[Task goal] Whenever "Clear" appears in a line, please copy that line from the data.

**** Input data

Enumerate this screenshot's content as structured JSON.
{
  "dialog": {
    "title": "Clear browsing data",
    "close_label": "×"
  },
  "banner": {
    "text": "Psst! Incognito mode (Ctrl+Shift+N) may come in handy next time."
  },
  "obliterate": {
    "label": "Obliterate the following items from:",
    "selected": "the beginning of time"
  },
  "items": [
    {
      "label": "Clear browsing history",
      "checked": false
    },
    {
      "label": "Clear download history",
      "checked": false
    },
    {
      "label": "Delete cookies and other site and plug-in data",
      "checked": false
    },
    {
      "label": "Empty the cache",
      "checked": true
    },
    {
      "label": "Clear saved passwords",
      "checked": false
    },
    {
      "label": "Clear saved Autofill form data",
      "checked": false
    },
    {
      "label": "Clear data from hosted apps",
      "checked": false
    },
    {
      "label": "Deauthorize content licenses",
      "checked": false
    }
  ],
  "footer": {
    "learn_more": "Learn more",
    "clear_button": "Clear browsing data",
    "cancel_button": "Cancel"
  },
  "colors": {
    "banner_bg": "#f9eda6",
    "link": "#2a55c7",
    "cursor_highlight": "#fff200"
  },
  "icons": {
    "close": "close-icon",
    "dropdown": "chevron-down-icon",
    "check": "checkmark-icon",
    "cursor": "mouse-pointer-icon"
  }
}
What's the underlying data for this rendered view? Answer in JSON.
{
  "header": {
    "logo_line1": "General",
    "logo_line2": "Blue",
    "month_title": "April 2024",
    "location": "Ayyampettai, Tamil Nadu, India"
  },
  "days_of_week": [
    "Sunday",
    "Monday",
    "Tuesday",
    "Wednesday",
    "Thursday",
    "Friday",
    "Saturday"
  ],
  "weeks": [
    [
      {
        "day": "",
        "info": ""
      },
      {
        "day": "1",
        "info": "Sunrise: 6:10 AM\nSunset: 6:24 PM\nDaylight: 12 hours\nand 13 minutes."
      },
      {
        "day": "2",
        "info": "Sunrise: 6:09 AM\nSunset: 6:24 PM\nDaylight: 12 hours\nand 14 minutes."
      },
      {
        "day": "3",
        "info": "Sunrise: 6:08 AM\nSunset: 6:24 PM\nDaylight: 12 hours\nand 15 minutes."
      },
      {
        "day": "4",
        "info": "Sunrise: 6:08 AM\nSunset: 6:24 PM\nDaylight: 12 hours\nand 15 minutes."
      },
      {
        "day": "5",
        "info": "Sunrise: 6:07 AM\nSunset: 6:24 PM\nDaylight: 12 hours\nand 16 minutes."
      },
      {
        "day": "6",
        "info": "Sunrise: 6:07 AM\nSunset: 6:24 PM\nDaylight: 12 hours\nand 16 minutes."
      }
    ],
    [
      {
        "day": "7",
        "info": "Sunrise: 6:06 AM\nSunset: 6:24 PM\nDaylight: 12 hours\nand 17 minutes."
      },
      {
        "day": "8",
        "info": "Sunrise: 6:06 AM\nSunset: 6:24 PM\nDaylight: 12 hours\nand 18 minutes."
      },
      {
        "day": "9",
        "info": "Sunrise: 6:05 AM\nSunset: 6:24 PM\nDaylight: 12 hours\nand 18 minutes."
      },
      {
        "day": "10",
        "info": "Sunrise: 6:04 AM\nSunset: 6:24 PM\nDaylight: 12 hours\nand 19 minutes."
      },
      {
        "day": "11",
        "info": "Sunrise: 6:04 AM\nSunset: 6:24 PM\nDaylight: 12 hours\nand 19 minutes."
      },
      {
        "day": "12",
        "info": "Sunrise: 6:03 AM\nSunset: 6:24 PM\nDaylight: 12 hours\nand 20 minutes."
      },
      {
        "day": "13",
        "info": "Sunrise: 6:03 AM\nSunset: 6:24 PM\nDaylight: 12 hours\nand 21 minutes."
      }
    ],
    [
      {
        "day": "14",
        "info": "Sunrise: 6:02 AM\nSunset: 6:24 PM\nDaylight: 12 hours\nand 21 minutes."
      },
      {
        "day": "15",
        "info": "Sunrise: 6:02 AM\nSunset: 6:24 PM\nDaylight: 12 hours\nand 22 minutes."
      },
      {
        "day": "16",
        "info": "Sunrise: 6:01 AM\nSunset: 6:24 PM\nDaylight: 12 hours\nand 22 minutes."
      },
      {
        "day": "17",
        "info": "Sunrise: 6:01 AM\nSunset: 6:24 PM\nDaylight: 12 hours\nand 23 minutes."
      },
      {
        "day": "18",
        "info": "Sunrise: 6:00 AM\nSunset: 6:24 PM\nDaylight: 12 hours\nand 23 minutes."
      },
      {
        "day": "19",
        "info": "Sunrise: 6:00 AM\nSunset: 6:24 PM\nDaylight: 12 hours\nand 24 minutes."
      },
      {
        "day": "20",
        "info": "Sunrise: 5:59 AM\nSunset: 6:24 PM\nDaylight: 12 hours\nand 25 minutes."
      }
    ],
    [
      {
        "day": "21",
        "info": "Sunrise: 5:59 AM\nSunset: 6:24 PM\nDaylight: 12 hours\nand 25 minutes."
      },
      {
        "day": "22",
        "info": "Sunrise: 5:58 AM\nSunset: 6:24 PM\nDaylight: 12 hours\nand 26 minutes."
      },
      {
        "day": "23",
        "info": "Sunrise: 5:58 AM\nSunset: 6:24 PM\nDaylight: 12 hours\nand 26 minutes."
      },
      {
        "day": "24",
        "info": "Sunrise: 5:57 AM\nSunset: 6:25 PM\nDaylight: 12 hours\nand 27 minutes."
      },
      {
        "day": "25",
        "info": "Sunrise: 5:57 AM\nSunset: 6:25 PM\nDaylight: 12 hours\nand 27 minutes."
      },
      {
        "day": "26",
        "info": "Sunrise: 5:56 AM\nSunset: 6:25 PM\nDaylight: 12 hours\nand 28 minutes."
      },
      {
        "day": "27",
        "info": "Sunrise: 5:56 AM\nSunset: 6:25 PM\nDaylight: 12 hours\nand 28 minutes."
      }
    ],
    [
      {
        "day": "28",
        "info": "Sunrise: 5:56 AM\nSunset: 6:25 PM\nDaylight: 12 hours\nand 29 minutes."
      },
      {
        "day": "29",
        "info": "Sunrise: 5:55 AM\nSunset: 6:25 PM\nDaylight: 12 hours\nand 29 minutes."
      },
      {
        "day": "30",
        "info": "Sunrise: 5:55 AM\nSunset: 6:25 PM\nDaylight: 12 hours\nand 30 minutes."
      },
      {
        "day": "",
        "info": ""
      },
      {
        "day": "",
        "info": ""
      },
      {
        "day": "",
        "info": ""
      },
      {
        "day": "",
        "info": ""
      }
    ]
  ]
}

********

[Written answer]
    "title": "Clear browsing data",
      "label": "Clear browsing history",
      "label": "Clear download history",
      "label": "Clear saved passwords",
      "label": "Clear saved Autofill form data",
      "label": "Clear data from hosted apps",
    "clear_button": "Clear browsing data",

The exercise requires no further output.